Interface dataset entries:
━━━━━━

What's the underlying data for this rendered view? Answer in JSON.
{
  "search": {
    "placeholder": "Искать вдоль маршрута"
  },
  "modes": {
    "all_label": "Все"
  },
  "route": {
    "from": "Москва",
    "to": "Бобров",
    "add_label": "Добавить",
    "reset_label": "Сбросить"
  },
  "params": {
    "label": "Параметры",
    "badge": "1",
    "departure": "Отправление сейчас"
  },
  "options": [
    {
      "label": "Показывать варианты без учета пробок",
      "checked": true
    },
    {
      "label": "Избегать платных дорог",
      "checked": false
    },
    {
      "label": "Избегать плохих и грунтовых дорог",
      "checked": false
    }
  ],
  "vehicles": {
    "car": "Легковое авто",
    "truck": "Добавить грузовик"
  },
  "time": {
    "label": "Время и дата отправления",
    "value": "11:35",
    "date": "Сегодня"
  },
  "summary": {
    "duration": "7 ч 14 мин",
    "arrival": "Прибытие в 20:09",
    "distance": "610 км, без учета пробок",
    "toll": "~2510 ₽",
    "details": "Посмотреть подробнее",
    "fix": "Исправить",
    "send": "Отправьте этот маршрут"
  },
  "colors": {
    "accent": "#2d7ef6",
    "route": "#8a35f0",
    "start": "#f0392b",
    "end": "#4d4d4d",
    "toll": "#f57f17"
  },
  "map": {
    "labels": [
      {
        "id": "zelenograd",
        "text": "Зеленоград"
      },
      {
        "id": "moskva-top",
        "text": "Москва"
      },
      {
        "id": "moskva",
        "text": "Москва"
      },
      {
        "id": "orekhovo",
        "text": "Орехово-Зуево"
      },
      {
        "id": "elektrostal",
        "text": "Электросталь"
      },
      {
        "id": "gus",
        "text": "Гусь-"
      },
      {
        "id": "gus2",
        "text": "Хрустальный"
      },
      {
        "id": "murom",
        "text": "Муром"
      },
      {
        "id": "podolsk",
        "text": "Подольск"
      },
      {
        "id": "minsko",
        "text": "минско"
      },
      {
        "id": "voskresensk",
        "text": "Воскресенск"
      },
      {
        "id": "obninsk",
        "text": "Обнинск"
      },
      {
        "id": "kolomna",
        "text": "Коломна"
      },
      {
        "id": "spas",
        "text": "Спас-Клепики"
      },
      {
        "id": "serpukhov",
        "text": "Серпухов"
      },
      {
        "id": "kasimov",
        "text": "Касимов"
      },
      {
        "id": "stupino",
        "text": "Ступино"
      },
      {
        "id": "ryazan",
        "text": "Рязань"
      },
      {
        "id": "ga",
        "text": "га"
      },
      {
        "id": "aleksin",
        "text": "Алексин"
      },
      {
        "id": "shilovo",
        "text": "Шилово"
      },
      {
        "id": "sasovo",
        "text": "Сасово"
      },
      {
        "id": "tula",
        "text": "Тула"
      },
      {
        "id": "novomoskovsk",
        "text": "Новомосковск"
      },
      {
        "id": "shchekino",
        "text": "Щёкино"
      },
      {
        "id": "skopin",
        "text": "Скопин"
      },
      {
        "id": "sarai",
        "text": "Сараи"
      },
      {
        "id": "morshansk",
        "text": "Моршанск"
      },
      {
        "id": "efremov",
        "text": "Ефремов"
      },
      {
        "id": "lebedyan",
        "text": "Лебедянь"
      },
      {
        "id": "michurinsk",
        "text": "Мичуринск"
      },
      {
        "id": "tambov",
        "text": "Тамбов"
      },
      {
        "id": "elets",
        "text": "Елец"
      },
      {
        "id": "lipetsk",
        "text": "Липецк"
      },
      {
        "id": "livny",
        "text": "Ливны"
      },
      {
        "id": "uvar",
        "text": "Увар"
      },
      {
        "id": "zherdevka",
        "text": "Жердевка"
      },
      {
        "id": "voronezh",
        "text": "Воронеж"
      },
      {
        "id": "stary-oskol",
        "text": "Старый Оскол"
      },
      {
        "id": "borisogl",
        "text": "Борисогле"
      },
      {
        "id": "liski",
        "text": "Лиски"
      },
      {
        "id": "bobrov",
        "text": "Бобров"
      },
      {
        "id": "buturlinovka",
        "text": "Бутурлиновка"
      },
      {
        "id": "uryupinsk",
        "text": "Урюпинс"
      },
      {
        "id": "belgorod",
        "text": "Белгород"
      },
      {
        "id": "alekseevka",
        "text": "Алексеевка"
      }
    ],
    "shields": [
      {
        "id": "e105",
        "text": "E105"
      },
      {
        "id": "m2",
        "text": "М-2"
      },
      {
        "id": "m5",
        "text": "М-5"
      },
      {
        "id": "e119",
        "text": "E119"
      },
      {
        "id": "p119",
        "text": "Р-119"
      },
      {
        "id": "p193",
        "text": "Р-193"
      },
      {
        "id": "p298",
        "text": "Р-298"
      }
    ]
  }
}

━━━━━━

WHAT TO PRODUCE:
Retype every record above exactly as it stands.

EXERCISE RESULT:
What's the underlying data for this rendered view? Answer in JSON.
{
  "search": {
    "placeholder": "Искать вдоль маршрута"
  },
  "modes": {
    "all_label": "Все"
  },
  "route": {
    "from": "Москва",
    "to": "Бобров",
    "add_label": "Добавить",
    "reset_label": "Сбросить"
  },
  "params": {
    "label": "Параметры",
    "badge": "1",
    "departure": "Отправление сейчас"
  },
  "options": [
    {
      "label": "Показывать варианты без учета пробок",
      "checked": true
    },
    {
      "label": "Избегать платных дорог",
      "checked": false
    },
    {
      "label": "Избегать плохих и грунтовых дорог",
      "checked": false
    }
  ],
  "vehicles": {
    "car": "Легковое авто",
    "truck": "Добавить грузовик"
  },
  "time": {
    "label": "Время и дата отправления",
    "value": "11:35",
    "date": "Сегодня"
  },
  "summary": {
    "duration": "7 ч 14 мин",
    "arrival": "Прибытие в 20:09",
    "distance": "610 км, без учета пробок",
    "toll": "~2510 ₽",
    "details": "Посмотреть подробнее",
    "fix": "Исправить",
    "send": "Отправьте этот маршрут"
  },
  "colors": {
    "accent": "#2d7ef6",
    "route": "#8a35f0",
    "start": "#f0392b",
    "end": "#4d4d4d",
    "toll": "#f57f17"
  },
  "map": {
    "labels": [
      {
        "id": "zelenograd",
        "text": "Зеленоград"
      },
      {
        "id": "moskva-top",
        "text": "Москва"
      },
      {
        "id": "moskva",
        "text": "Москва"
      },
      {
        "id": "orekhovo",
        "text": "Орехово-Зуево"
      },
      {
        "id": "elektrostal",
        "text": "Электросталь"
      },
      {
        "id": "gus",
        "text": "Гусь-"
      },
      {
        "id": "gus2",
        "text": "Хрустальный"
      },
      {
        "id": "murom",
        "text": "Муром"
      },
      {
        "id": "podolsk",
        "text": "Подольск"
      },
      {
        "id": "minsko",
        "text": "минско"
      },
      {
        "id": "voskresensk",
        "text": "Воскресенск"
      },
      {
        "id": "obninsk",
        "text": "Обнинск"
      },
      {
        "id": "kolomna",
        "text": "Коломна"
      },
      {
        "id": "spas",
        "text": "Спас-Клепики"
      },
      {
        "id": "serpukhov",
        "text": "Серпухов"
      },
      {
        "id": "kasimov",
        "text": "Касимов"
      },
      {
        "id": "stupino",
        "text": "Ступино"
      },
      {
        "id": "ryazan",
        "text": "Рязань"
      },
      {
        "id": "ga",
        "text": "га"
      },
      {
        "id": "aleksin",
        "text": "Алексин"
      },
      {
        "id": "shilovo",
        "text": "Шилово"
      },
      {
        "id": "sasovo",
        "text": "Сасово"
      },
      {
        "id": "tula",
        "text": "Тула"
      },
      {
        "id": "novomoskovsk",
        "text": "Новомосковск"
      },
      {
        "id": "shchekino",
        "text": "Щёкино"
      },
      {
        "id": "skopin",
        "text": "Скопин"
      },
      {
        "id": "sarai",
        "text": "Сараи"
      },
      {
        "id": "morshansk",
        "text": "Моршанск"
      },
      {
        "id": "efremov",
        "text": "Ефремов"
      },
      {
        "id": "lebedyan",
        "text": "Лебедянь"
      },
      {
        "id": "michurinsk",
        "text": "Мичуринск"
      },
      {
        "id": "tambov",
        "text": "Тамбов"
      },
      {
        "id": "elets",
        "text": "Елец"
      },
      {
        "id": "lipetsk",
        "text": "Липецк"
      },
      {
        "id": "livny",
        "text": "Ливны"
      },
      {
        "id": "uvar",
        "text": "Увар"
      },
      {
        "id": "zherdevka",
        "text": "Жердевка"
      },
      {
        "id": "voronezh",
        "text": "Воронеж"
      },
      {
        "id": "stary-oskol",
        "text": "Старый Оскол"
      },
      {
        "id": "borisogl",
        "text": "Борисогле"
      },
      {
        "id": "liski",
        "text": "Лиски"
      },
      {
        "id": "bobrov",
        "text": "Бобров"
      },
      {
        "id": "buturlinovka",
        "text": "Бутурлиновка"
      },
      {
        "id": "uryupinsk",
        "text": "Урюпинс"
      },
      {
        "id": "belgorod",
        "text": "Белгород"
      },
      {
        "id": "alekseevka",
        "text": "Алексеевка"
      }
    ],
    "shields": [
      {
        "id": "e105",
        "text": "E105"
      },
      {
        "id": "m2",
        "text": "М-2"
      },
      {
        "id": "m5",
        "text": "М-5"
      },
      {
        "id": "e119",
        "text": "E119"
      },
      {
        "id": "p119",
        "text": "Р-119"
      },
      {
        "id": "p193",
        "text": "Р-193"
      },
      {
        "id": "p298",
        "text": "Р-298"
      }
    ]
  }
}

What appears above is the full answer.